Data entries:

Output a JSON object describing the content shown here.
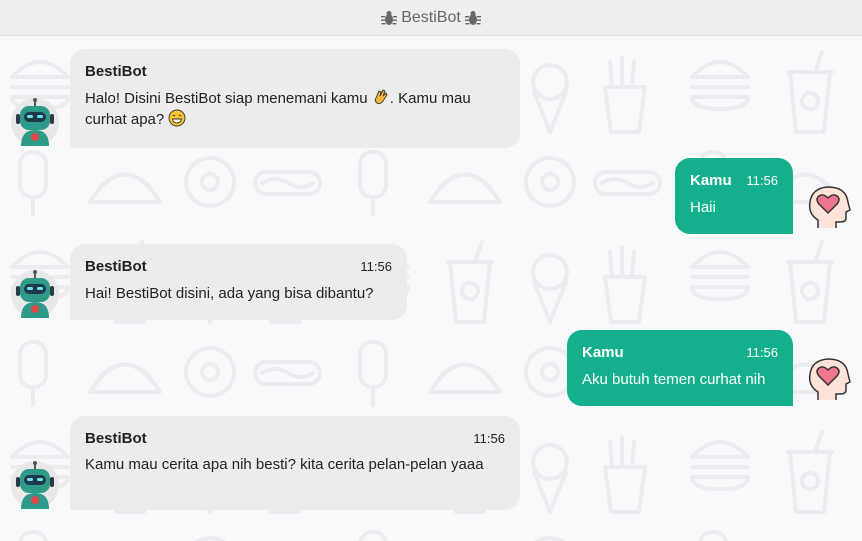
{
  "header": {
    "title": "BestiBot",
    "left_icon": "bug-icon",
    "right_icon": "bug-icon"
  },
  "bot": {
    "name": "BestiBot",
    "avatar_icon": "robot-icon"
  },
  "user": {
    "name": "Kamu",
    "avatar_icon": "heart-head-icon"
  },
  "messages": [
    {
      "side": "bot",
      "name": "BestiBot",
      "time": "",
      "text": "Halo! Disini BestiBot siap menemani kamu",
      "text_after": ". Kamu mau curhat apa?",
      "emojis": [
        "waving-hand-emoji",
        "grinning-face-emoji"
      ]
    },
    {
      "side": "user",
      "name": "Kamu",
      "time": "11:56",
      "text": "Haii"
    },
    {
      "side": "bot",
      "name": "BestiBot",
      "time": "11:56",
      "text": "Hai! BestiBot disini, ada yang bisa dibantu?"
    },
    {
      "side": "user",
      "name": "Kamu",
      "time": "11:56",
      "text": "Aku butuh temen curhat nih"
    },
    {
      "side": "bot",
      "name": "BestiBot",
      "time": "11:56",
      "text": "Kamu mau cerita apa nih besti? kita cerita pelan-pelan yaaa"
    }
  ],
  "colors": {
    "bot_bubble": "#ececec",
    "user_bubble": "#14b08d",
    "header_bg": "#eeeeee"
  }
}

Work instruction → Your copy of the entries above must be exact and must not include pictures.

The answer →
Output a JSON object describing the content shown here.
{
  "header": {
    "title": "BestiBot",
    "left_icon": "bug-icon",
    "right_icon": "bug-icon"
  },
  "bot": {
    "name": "BestiBot",
    "avatar_icon": "robot-icon"
  },
  "user": {
    "name": "Kamu",
    "avatar_icon": "heart-head-icon"
  },
  "messages": [
    {
      "side": "bot",
      "name": "BestiBot",
      "time": "",
      "text": "Halo! Disini BestiBot siap menemani kamu",
      "text_after": ". Kamu mau curhat apa?",
      "emojis": [
        "waving-hand-emoji",
        "grinning-face-emoji"
      ]
    },
    {
      "side": "user",
      "name": "Kamu",
      "time": "11:56",
      "text": "Haii"
    },
    {
      "side": "bot",
      "name": "BestiBot",
      "time": "11:56",
      "text": "Hai! BestiBot disini, ada yang bisa dibantu?"
    },
    {
      "side": "user",
      "name": "Kamu",
      "time": "11:56",
      "text": "Aku butuh temen curhat nih"
    },
    {
      "side": "bot",
      "name": "BestiBot",
      "time": "11:56",
      "text": "Kamu mau cerita apa nih besti? kita cerita pelan-pelan yaaa"
    }
  ],
  "colors": {
    "bot_bubble": "#ececec",
    "user_bubble": "#14b08d",
    "header_bg": "#eeeeee"
  }
}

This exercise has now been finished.